This isn't something I'm proud of (you should never be proud of hurting people's feelings), but every time a story hits the news about some kid getting expelled or suspended for something they wrote on their blog or facebook or myspace I think to myself that I was ahead of the curve.
So when I was watching The Social Network, and their rendition of the fall of 2003 included that, The White Stripes' "Ball and Biscuit", crappy parties thrown by AEPi, and the line "you're going to go through life thinking that girls don't like you because you're a geek. And I want you to know, from the bottom of my heart, that that won't be true. It'll be because you're an asshole." I just about applauded in the theatre because of how much it resonated with me. The last movie I saw that clicked with me on so many levels was (500) Days Of Summer.

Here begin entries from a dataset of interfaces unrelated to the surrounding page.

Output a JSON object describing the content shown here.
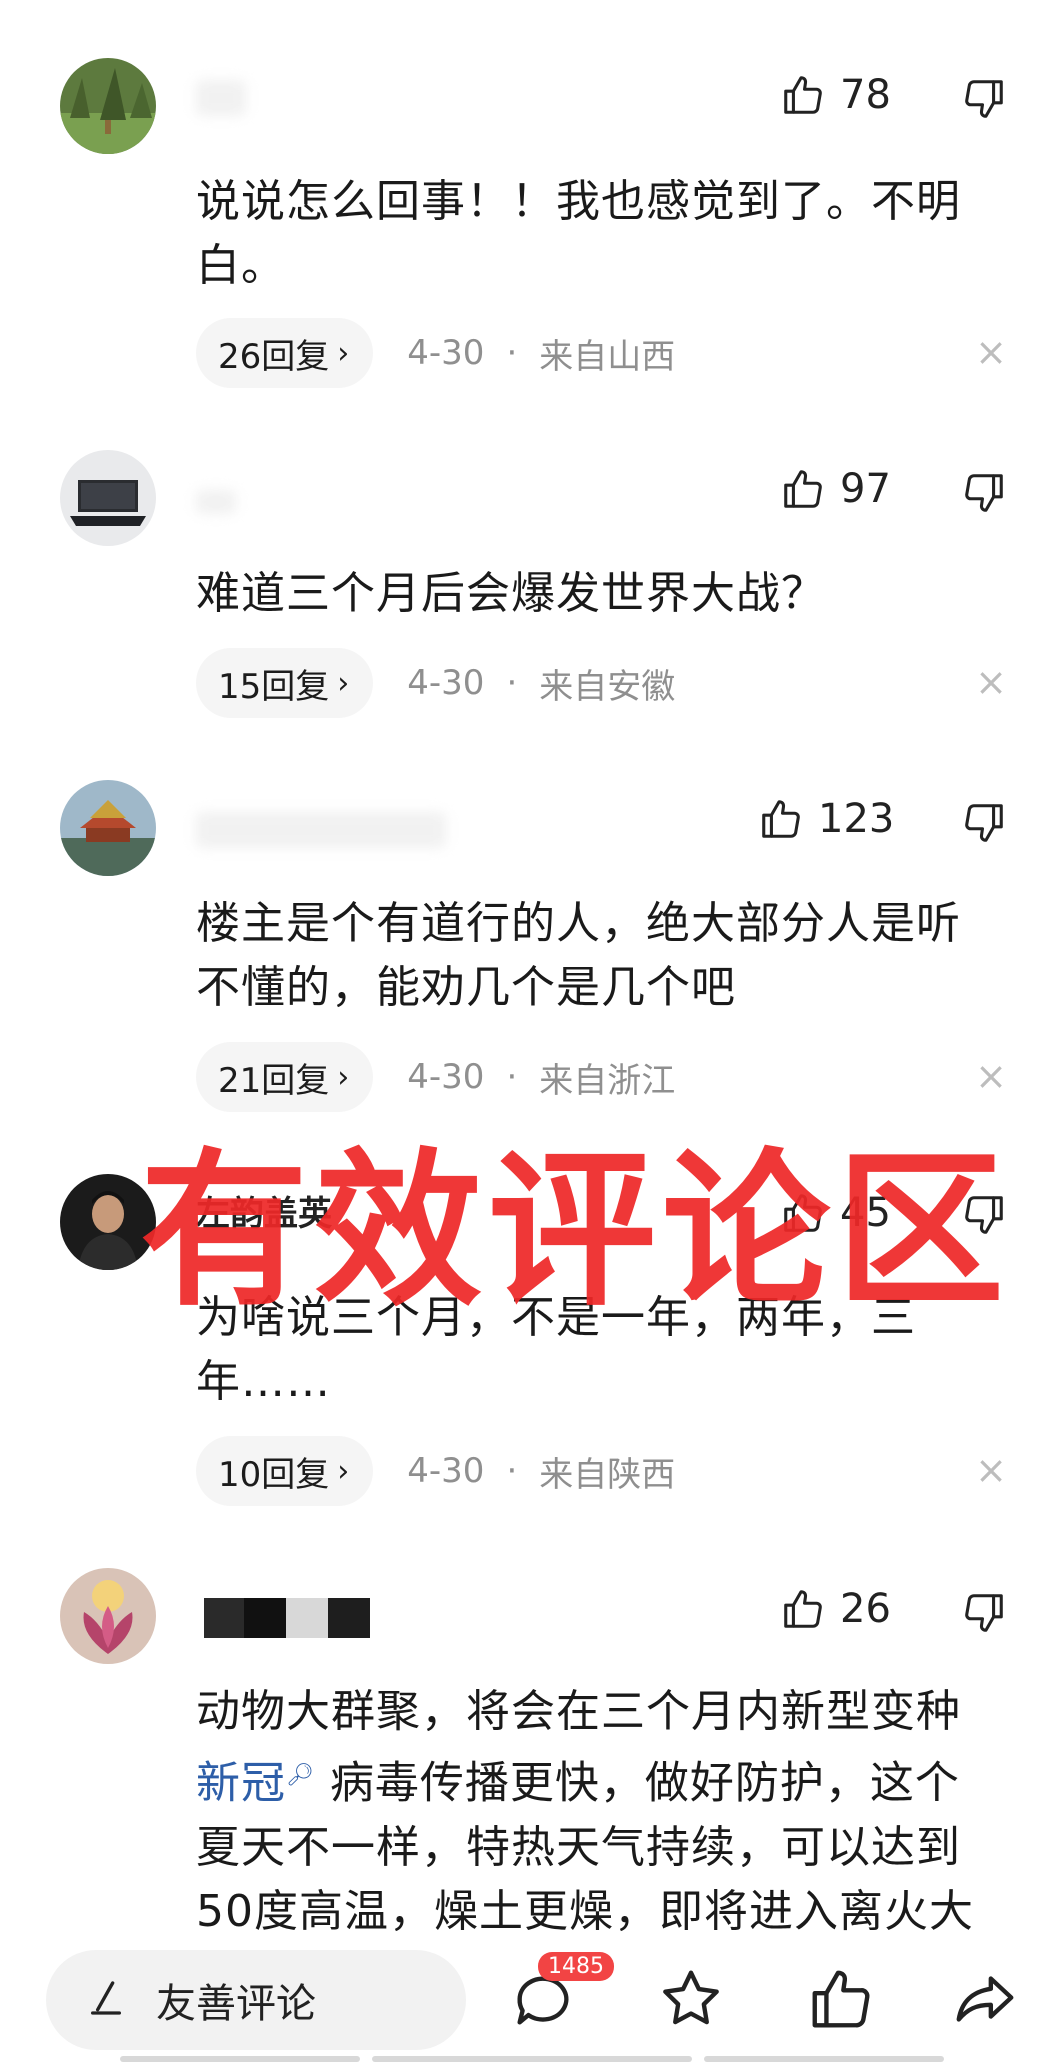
{
  "comments": [
    {
      "likes": "78",
      "text": "说说怎么回事！！我也感觉到了。不明白。",
      "text_lines": [
        "说说怎么回事！！我也感觉到了。不明",
        "白。"
      ],
      "replies": "26回复",
      "date": "4-30",
      "location": "来自山西"
    },
    {
      "likes": "97",
      "text": "难道三个月后会爆发世界大战？",
      "replies": "15回复",
      "date": "4-30",
      "location": "来自安徽"
    },
    {
      "likes": "123",
      "text_lines": [
        "楼主是个有道行的人，绝大部分人是听",
        "不懂的，能劝几个是几个吧"
      ],
      "replies": "21回复",
      "date": "4-30",
      "location": "来自浙江"
    },
    {
      "username": "左韵盖英",
      "likes": "45",
      "text_lines": [
        "为啥说三个月，不是一年，两年，三",
        "年……"
      ],
      "replies": "10回复",
      "date": "4-30",
      "location": "来自陕西"
    },
    {
      "likes": "26",
      "text_lines": [
        "动物大群聚，将会在三个月内新型变种",
        "病毒传播更快，做好防护，这个",
        "夏天不一样，特热天气持续，可以达到",
        "50度高温，燥土更燥，即将进入离火大"
      ],
      "link_word": "新冠"
    }
  ],
  "separator": "·",
  "chevron": "›",
  "close_symbol": "×",
  "watermark": "有效评论区",
  "bottom_bar": {
    "input_placeholder": "友善评论",
    "comment_count_badge": "1485",
    "icons": [
      "comment-icon",
      "star-icon",
      "thumbs-up-icon",
      "share-icon"
    ]
  },
  "colors": {
    "watermark": "#ee2828",
    "link": "#2d5ea8",
    "badge": "#f24444",
    "meta_text": "#8f8f8f"
  }
}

The rest of the movie... eh, not so much. It was good, but it's a little hard for me to personally relate to the story of a guy who's worth over 6 billion dollars (depending on the actual value of Facebook, which is another question for another post). A guy who has a crazy idea in his dormroom and starts pursuing it aggressively... that I can connect with.
Or at least, I should've been able to.
Fall 2004. Podcasting is slowly taking off. I'm listening to Adam Curry, Michael Geoghegan, Leo Laporte... even submitting a podcast or two of my own, which I recorded on the crappiest computer microphone you've ever seen.
One afternoon, spurred on by having seen Primer, the first few episodes of Lost, and the boredom of my globalization class, I came up with an idea - a personal podcast that wasn't. A few weeks of daily podcasts to build a listenership, and then we gradually start slipping the weird and occult stuff in in the background. Once it became clear that we weren't producing a real podcast but just telling a good yarn, we could jump around with different timelines and narrators to keep things interesting. There'd be murder and mayhem and sex and it'd be relatively easy to keep it low-budget because we'd be doing it all without video - YouTube didn't exist yet, there was no way to cheaply distribute huge amounts of video, and I didn't have the energy/budget to do something that big. Nor was there a cheap way to distribute audio. RSS enclosures made it possible for people to subscribe to a podcast, but the data still had to be stored and served. And I was a university student seriously considering dropping out to become a plumber.
In retrospect, I had more than enough wiggle room on my student loans to make it happen - a couple thousand bucks would've been enough to buy decent recording equipment and hosting several times over. But I was so scared of it blowing up in my face that I never pursued it seriously. I never got the hosting or the equipment, I never started breaking down the plot I had sketched out into episodes that needed to be scripted, I never started casting drama majors to take on the different roles I had in mind. Looking back I can think of a dozen more reasons why it wouldn't have taken off - but because I never did anything at all on it, a year and a half later when Lonelygirl came around not a single person said, "Hey, this is kinda like that podcast that guy did a while back... what was his name again?"
The point is this: if you try something and fail, the experience you gain from that failure has value. Boomer Esiason doesn't have a Super Bowl ring but they still bring him in as a commentator every Sunday. If you don't try, you won't fail but you won't succeed either, and no one will think of you when they want to pursue something similar to your idea.
So, if you're reading this, and you have a crazy idea, please try and make it happen. Even if it doesn't work out, you'll be better for having tried.